**Instructions for the task:** An exact copy of all records is expected, minus the images.

- Opening Delimiter -

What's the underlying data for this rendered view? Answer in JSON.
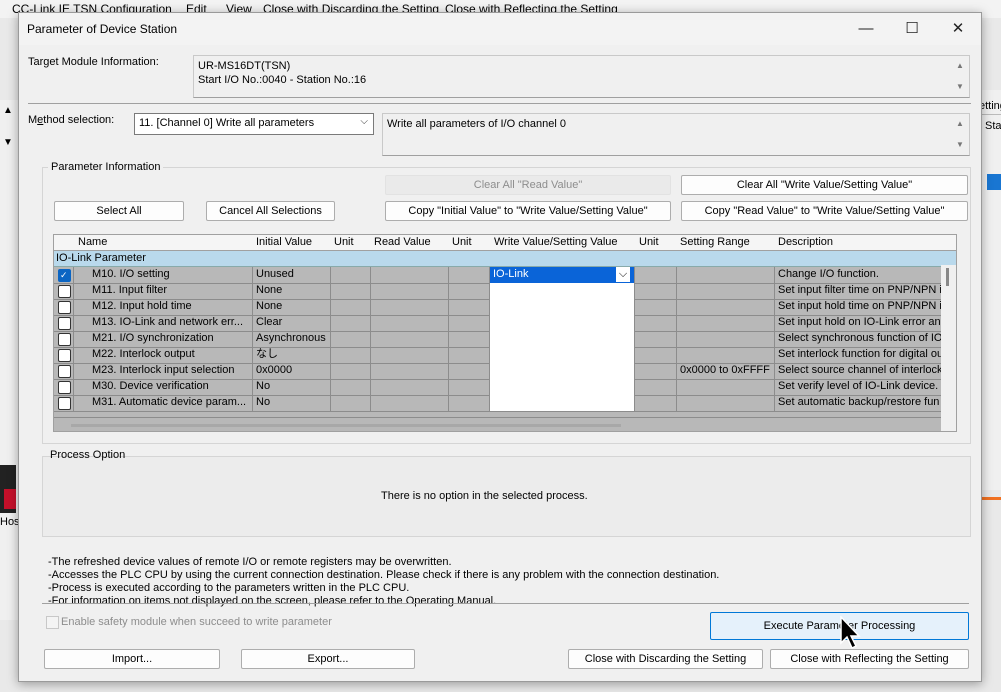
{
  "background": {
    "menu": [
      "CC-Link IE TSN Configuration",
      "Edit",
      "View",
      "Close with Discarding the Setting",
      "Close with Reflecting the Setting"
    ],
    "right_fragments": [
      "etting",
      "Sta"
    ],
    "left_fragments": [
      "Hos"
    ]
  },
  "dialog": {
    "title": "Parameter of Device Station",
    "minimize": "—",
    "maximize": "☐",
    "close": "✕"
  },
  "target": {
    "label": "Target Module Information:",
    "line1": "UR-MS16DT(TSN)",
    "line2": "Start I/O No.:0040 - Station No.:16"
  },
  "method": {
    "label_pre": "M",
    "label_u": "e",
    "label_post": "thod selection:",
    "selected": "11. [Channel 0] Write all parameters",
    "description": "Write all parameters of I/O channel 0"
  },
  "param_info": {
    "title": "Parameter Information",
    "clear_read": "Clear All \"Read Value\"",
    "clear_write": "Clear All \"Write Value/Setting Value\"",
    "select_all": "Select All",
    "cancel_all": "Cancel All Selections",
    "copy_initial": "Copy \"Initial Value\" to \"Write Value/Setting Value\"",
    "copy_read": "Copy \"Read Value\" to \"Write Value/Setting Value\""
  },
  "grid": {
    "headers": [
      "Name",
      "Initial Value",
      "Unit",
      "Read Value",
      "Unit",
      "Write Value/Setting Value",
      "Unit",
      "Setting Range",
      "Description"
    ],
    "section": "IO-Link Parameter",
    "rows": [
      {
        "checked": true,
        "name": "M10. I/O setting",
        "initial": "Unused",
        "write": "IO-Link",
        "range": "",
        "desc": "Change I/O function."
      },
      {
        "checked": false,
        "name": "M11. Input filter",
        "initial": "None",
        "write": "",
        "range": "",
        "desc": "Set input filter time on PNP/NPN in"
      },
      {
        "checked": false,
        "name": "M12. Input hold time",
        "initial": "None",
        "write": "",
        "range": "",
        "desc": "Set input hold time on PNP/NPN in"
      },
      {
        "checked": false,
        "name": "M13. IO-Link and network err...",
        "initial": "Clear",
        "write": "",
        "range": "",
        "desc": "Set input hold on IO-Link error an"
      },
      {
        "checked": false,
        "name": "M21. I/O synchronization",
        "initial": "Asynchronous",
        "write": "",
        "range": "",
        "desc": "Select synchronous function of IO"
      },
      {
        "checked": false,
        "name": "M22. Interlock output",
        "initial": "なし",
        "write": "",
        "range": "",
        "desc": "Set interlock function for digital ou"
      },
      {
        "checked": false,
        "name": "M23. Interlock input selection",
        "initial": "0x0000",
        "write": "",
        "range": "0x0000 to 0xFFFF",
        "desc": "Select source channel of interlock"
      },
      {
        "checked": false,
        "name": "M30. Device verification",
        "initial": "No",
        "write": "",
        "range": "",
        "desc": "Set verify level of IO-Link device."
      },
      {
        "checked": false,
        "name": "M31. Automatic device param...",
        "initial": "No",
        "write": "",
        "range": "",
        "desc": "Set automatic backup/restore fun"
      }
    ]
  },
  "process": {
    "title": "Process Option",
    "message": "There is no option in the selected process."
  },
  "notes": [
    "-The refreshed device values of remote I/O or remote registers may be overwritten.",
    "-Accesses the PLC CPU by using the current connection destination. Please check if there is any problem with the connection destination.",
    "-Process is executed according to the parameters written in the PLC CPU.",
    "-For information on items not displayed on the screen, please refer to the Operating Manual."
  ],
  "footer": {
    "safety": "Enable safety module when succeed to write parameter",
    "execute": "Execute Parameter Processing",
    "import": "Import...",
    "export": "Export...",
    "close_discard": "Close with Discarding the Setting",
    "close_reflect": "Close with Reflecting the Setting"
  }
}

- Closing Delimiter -

**Written solution:**
What's the underlying data for this rendered view? Answer in JSON.
{
  "background": {
    "menu": [
      "CC-Link IE TSN Configuration",
      "Edit",
      "View",
      "Close with Discarding the Setting",
      "Close with Reflecting the Setting"
    ],
    "right_fragments": [
      "etting",
      "Sta"
    ],
    "left_fragments": [
      "Hos"
    ]
  },
  "dialog": {
    "title": "Parameter of Device Station",
    "minimize": "—",
    "maximize": "☐",
    "close": "✕"
  },
  "target": {
    "label": "Target Module Information:",
    "line1": "UR-MS16DT(TSN)",
    "line2": "Start I/O No.:0040 - Station No.:16"
  },
  "method": {
    "label_pre": "M",
    "label_u": "e",
    "label_post": "thod selection:",
    "selected": "11. [Channel 0] Write all parameters",
    "description": "Write all parameters of I/O channel 0"
  },
  "param_info": {
    "title": "Parameter Information",
    "clear_read": "Clear All \"Read Value\"",
    "clear_write": "Clear All \"Write Value/Setting Value\"",
    "select_all": "Select All",
    "cancel_all": "Cancel All Selections",
    "copy_initial": "Copy \"Initial Value\" to \"Write Value/Setting Value\"",
    "copy_read": "Copy \"Read Value\" to \"Write Value/Setting Value\""
  },
  "grid": {
    "headers": [
      "Name",
      "Initial Value",
      "Unit",
      "Read Value",
      "Unit",
      "Write Value/Setting Value",
      "Unit",
      "Setting Range",
      "Description"
    ],
    "section": "IO-Link Parameter",
    "rows": [
      {
        "checked": true,
        "name": "M10. I/O setting",
        "initial": "Unused",
        "write": "IO-Link",
        "range": "",
        "desc": "Change I/O function."
      },
      {
        "checked": false,
        "name": "M11. Input filter",
        "initial": "None",
        "write": "",
        "range": "",
        "desc": "Set input filter time on PNP/NPN in"
      },
      {
        "checked": false,
        "name": "M12. Input hold time",
        "initial": "None",
        "write": "",
        "range": "",
        "desc": "Set input hold time on PNP/NPN in"
      },
      {
        "checked": false,
        "name": "M13. IO-Link and network err...",
        "initial": "Clear",
        "write": "",
        "range": "",
        "desc": "Set input hold on IO-Link error an"
      },
      {
        "checked": false,
        "name": "M21. I/O synchronization",
        "initial": "Asynchronous",
        "write": "",
        "range": "",
        "desc": "Select synchronous function of IO"
      },
      {
        "checked": false,
        "name": "M22. Interlock output",
        "initial": "なし",
        "write": "",
        "range": "",
        "desc": "Set interlock function for digital ou"
      },
      {
        "checked": false,
        "name": "M23. Interlock input selection",
        "initial": "0x0000",
        "write": "",
        "range": "0x0000 to 0xFFFF",
        "desc": "Select source channel of interlock"
      },
      {
        "checked": false,
        "name": "M30. Device verification",
        "initial": "No",
        "write": "",
        "range": "",
        "desc": "Set verify level of IO-Link device."
      },
      {
        "checked": false,
        "name": "M31. Automatic device param...",
        "initial": "No",
        "write": "",
        "range": "",
        "desc": "Set automatic backup/restore fun"
      }
    ]
  },
  "process": {
    "title": "Process Option",
    "message": "There is no option in the selected process."
  },
  "notes": [
    "-The refreshed device values of remote I/O or remote registers may be overwritten.",
    "-Accesses the PLC CPU by using the current connection destination. Please check if there is any problem with the connection destination.",
    "-Process is executed according to the parameters written in the PLC CPU.",
    "-For information on items not displayed on the screen, please refer to the Operating Manual."
  ],
  "footer": {
    "safety": "Enable safety module when succeed to write parameter",
    "execute": "Execute Parameter Processing",
    "import": "Import...",
    "export": "Export...",
    "close_discard": "Close with Discarding the Setting",
    "close_reflect": "Close with Reflecting the Setting"
  }
}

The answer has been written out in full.